Hadoop has never been in more desperate need of a lift than now. Though Hadoop has been synonymous with MapReduce for years, even ardent backers like Cloudera are abandoning MapReduce for its sexier, cooler cousin, Apache Spark.
With Spark 1.5 out now, the speedier processing engine keeps getting better, making stodgy old MapReduce look even worse.
Several years into the evolution of Hadoop, it's hard to overstate how much its future depends upon Spark's present. As Patrick McFadin, chief evangelist for Apache Cassandra at DataStax, insisted to me, "Spark doesn't need Hadoop to be successful, but the future of Hadoop depends on Spark." This is both good and bad news.
Making Hadoop work
Hadoop being synonymous with MapReduce used to be a good thing. Cloudera's Justin Kestelyn reminded me in an interview, "The terms 'MapReduce' and 'Hadoop' were interchangeable because Hadoop was just a kernel [composed of HDFS and MapReduce]." In the early days of modern big data, lumbering, batch-oriented MapReduce was good enough.
That was then. As MongoDB vice president Kelly Stirman told me recently:
The very definition of Hadoop is a work in progress. Each year, the list of technologies that comprise Hadoop expands. What started with MapReduce and HDFS is today more than 20 different projects, each with their own dependencies, release schedules, project teams, road maps, and interfaces.
As Stirman implies, Hadoop's boiling mass of big data innovation brings both promise and peril -- promise because the constant tinkering serves to renew Hadoop's relevance, but peril because, as Stirman goes on, there doesn't seem to be a stable foundation upon which enterprises can build:
This number [of Hadoop sub-projects] will continue to increase, partially due to an expansion of the scope for Hadoop, and thus far there is a pattern of rewriting significant components rather than continuing to improve what is already there.
This complexity makes using Hadoop challenging. Developers have a lot of heavy lifting to do for building an application. Operations teams are throwing away playbooks to integrate rapidly changing components in order build stable, performant, and secure environments.
This ecosystem complexity is one reason Hadoop adoption remains relatively light. But the other is a matter of MapReduce's complexity.

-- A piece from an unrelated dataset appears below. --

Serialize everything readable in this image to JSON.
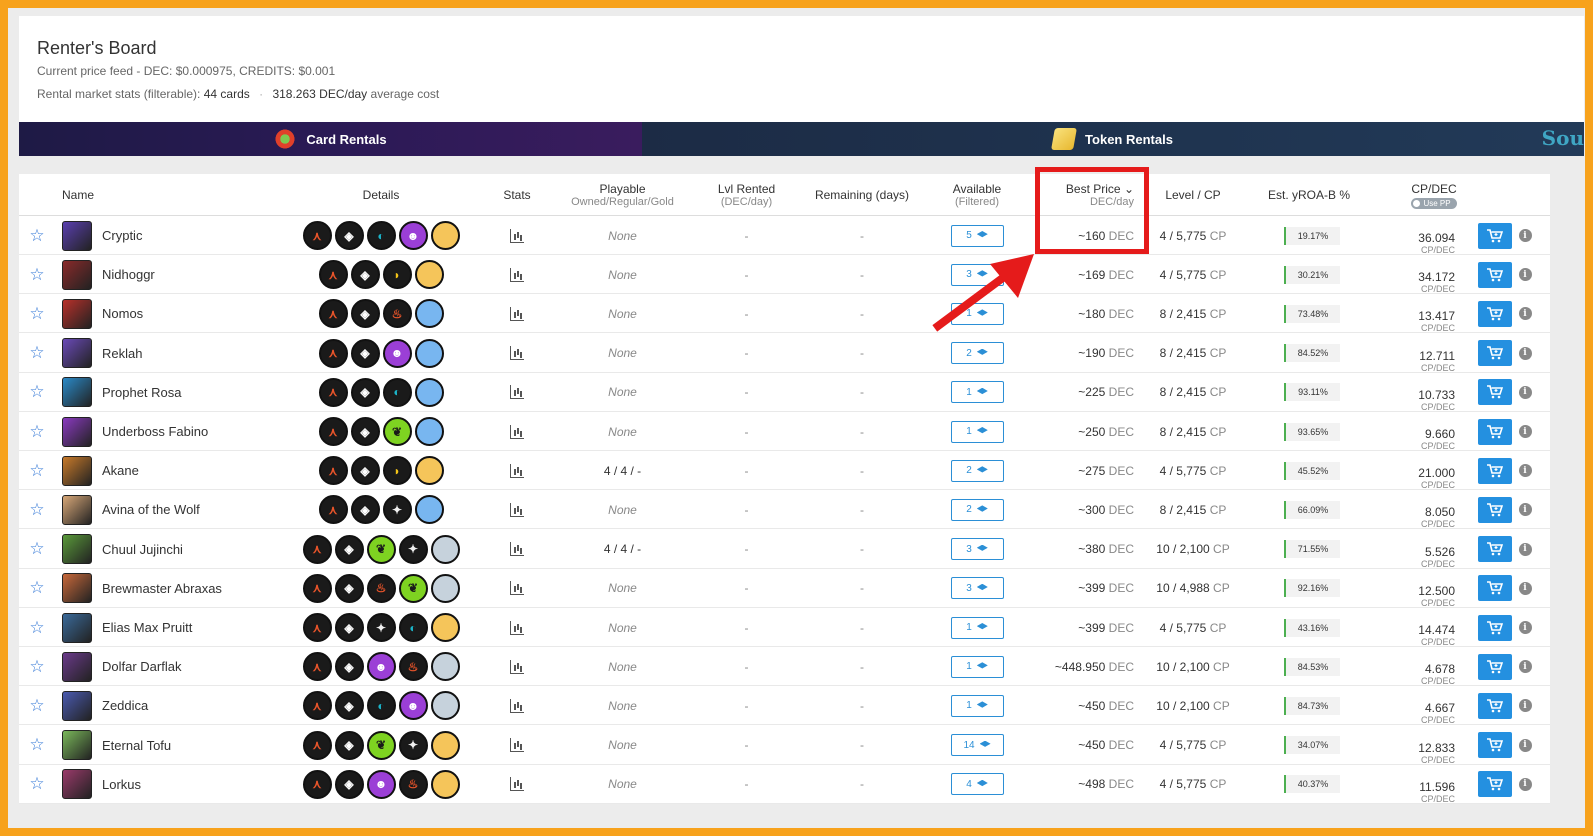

McFadin explains:
I've run large Hadoop deployments and have written enough MapReduce to say I didn't want to do it again. Writing useful analytics with only a map and reduce command is a challenge and time consuming. Not only is the job writing slow, the framework requires a lot of servers to be performant.
Small wonder, then, that industry folks have been clamoring for something more. In Spark, they seem to have found it.
A Spark of life
With the benefit of MapReduce hindsight, Spark brings a breath of fresh air to Hadoop. DataStax co-founder Jonathan Ellis informed me, "Spark is faster, easier to use, and more flexible than MapReduce."
No wonder even Cloudera is moving on from MapReduce -- the project its co-founder, Doug Cutting, built.
If big data is all about volume, velocity, and variety, Spark is much better equipped to handle it than (creaky, slow) batch-oriented MapReduce. This has led to huge community interest in Spark, the most actively developed Apache Software Foundation project ever.
Digging into Spark's superior utility over MapReduce, Ellis notes:
From a technical standpoint, the main win is that Spark is an optimistic framework instead of pessimistic. With MapReduce, every result in your pipeline is written to distributed storage, then read back off disk by the next stage. This means that if you have a failure part-way through, you don't need to recompute those intermediate steps and you can resume the calculation where it left off.
Spark instead records just the instructions needed to rebuild a pipeline from its inputs. If a failure does happen, it needs to start over from the beginning, but since failure mid-pipeline is relatively rare, it comes out way ahead on average.
The promise of Spark is that it can do all the things that Hadoop has been promising for years. As Stirman puts it, "For many people, Hadoop never lived up to all the hype, and the anticipation is that Spark brings people closer to what they hoped for."
Remembering Spark's place
Not that Spark will completely dominate big data going forward. Big data has always been bigger than Hadoop (MapReduce), as a Gartner survey of big data adoption indicates:
To secure its place, Spark's promoters need to foster its potential to play well with others. Shaun Connolly, Hortonworks vice president of Corporate Strategy, told me over email, "Spark is on the rise because it's useful and embeddable with a range of technologies." Stirman urges:
Let's not overlook that Hadoop and Spark remain focused on analytical use cases. There are other technologies such as MongoDB, Postgres, Cassandra, and Redis that are focused on running the operational applications that power the business, where data is born. These databases are absolutely complementary to Hadoop and Spark, much in the same way relational databases have been to data warehouses in previous generations of data architectures.
In its quest to live up to the Hadoop hype, "Spark is trying to do a lot," as Ellis relates. But it's not clear, he goes on, that it "can be best of breed" in processing and graph databases and streaming and machine learning and the other things it's currently being developed to handle.
Hadoop's future may depend on Spark, in short, but Spark's future may depend on limiting mission creep.